    Shockingly, two evenings later, I came home from dinner with friends to find Tripod lying alongside our back yard deck. Her big brown eyes stared at me and I quietly went into my kitchen to cut a few apples. I tossed them to her, and she gratefully ate them. I watched her for about 15 minutes when, finally, she got up on her three good legs and hobbled off. The ACO had informed me that deer can actually live with only three legs, so I was beginning to feel positive about her survival.

    On Friday, March 16, I saw Tripod again. She was lying further back in our yard, and she seemed exhausted. I could see in her eyes that the fight had gone out of her. I slowly made my way towards her, and she attempted to get up but she failed, falling over twice. In an effort not to upset her more than necessary, I retreated back into my kitchen. I watched as she lay there and I came to the realization that there was nothing I could do to help her. My tears began I began and I sobbed, probably harder than I have in a few years (having had two glasses of wine definitely did not help with my emotions)!

    On Saturday morning, I pushed myself out of bed after a fitful sleep. My husband came to tell me that Tripod had, indeed, passed away. Grief overwhelmed me and my eyes misted over. My husband (who just always knows what to say) told me he believed our sweet little friend came to die in a happy and loving place. She knew where she was safe and our home is where she chose to be.
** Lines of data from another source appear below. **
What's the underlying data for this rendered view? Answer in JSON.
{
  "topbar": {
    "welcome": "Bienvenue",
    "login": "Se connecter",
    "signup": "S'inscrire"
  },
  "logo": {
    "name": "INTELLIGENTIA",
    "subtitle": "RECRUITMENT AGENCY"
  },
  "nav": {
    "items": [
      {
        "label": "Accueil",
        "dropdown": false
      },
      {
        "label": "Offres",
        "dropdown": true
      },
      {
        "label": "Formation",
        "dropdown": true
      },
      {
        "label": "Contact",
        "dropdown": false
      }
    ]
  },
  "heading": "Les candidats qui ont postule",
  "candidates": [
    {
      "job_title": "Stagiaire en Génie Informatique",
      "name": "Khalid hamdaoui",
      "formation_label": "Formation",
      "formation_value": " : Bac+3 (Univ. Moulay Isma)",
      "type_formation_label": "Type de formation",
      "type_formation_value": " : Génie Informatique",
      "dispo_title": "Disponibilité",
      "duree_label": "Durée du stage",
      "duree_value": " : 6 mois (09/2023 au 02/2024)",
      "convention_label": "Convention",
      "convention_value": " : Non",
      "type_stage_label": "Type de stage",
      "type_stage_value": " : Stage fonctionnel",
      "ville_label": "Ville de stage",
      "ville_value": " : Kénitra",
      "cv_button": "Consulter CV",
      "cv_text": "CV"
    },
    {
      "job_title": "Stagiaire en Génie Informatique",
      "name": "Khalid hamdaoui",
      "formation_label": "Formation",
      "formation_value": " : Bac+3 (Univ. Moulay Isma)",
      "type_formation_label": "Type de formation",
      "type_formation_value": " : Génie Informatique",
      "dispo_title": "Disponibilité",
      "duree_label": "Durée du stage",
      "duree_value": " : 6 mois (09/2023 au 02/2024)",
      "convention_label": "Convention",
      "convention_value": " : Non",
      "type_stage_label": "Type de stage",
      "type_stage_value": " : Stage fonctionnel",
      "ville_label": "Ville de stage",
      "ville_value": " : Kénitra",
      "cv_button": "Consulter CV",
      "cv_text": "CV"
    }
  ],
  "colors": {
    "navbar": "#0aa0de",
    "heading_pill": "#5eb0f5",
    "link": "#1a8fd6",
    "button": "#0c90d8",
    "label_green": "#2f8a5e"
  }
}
    It certainly was not lost on me that my reaction to this whole event was, at least in part, due to the memories of nine years ago when cancer was wreaking havoc on my son’s body. To this day, I always felt that there was something more I should have been able to do to help him. John was in France when he received his diagnosis of cholangiocarcinma. He made the decision that same day to come home to a safe and loving place. John passed in our home on October 9, 2009.

    By the way, Tripod died peacefully in our yard on March 17 — my son’s 39th birthday.
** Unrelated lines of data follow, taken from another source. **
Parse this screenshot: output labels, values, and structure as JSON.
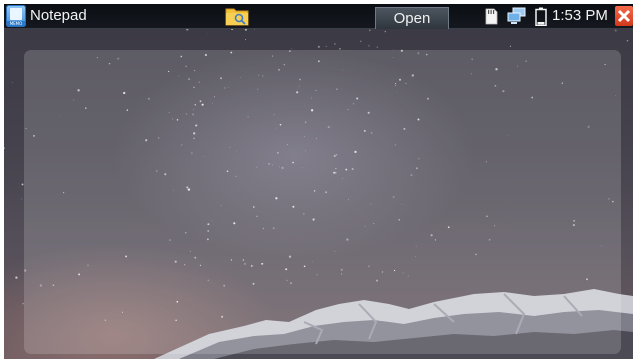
{
  "titlebar": {
    "app_title": "Notepad",
    "app_icon_tag": "MEMO",
    "open_label": "Open",
    "clock": "1:53 PM"
  },
  "icons": {
    "app": "notepad-icon",
    "folder": "folder-search-icon",
    "sdcard": "sd-card-icon",
    "network": "network-icon",
    "battery": "battery-icon",
    "close": "close-icon"
  },
  "editor": {
    "value": ""
  },
  "colors": {
    "accent_close": "#e04a2a",
    "folder": "#f4c23a"
  }
}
  3. Lisa Ustick

    27th March 2018

    Post a Reply

    Oh my goodness….. the tears are flowing right now, Nancy’s story was very touching. I’m sorry about your son John Nancy, my heart aches for you. Penny, I started reading your blog and following you when we “met” on the support group for Josh and my husband. I love your writing! The way you construct a sentence… any sentence… I know I have told you before, but I think your marvelous! Thank you! Keep doing what you do 🙂

Submit a Comment

Your email address will not be published. Required fields are marked *

Join the mailing list

Join our mailing list to have the latest adventures from cancerland and the garden delivered to your inbox.

You will also receive your copy of the Writing Bit and Bobs - a short collection of memoir posts.

You have Successfully Subscribed!

Share This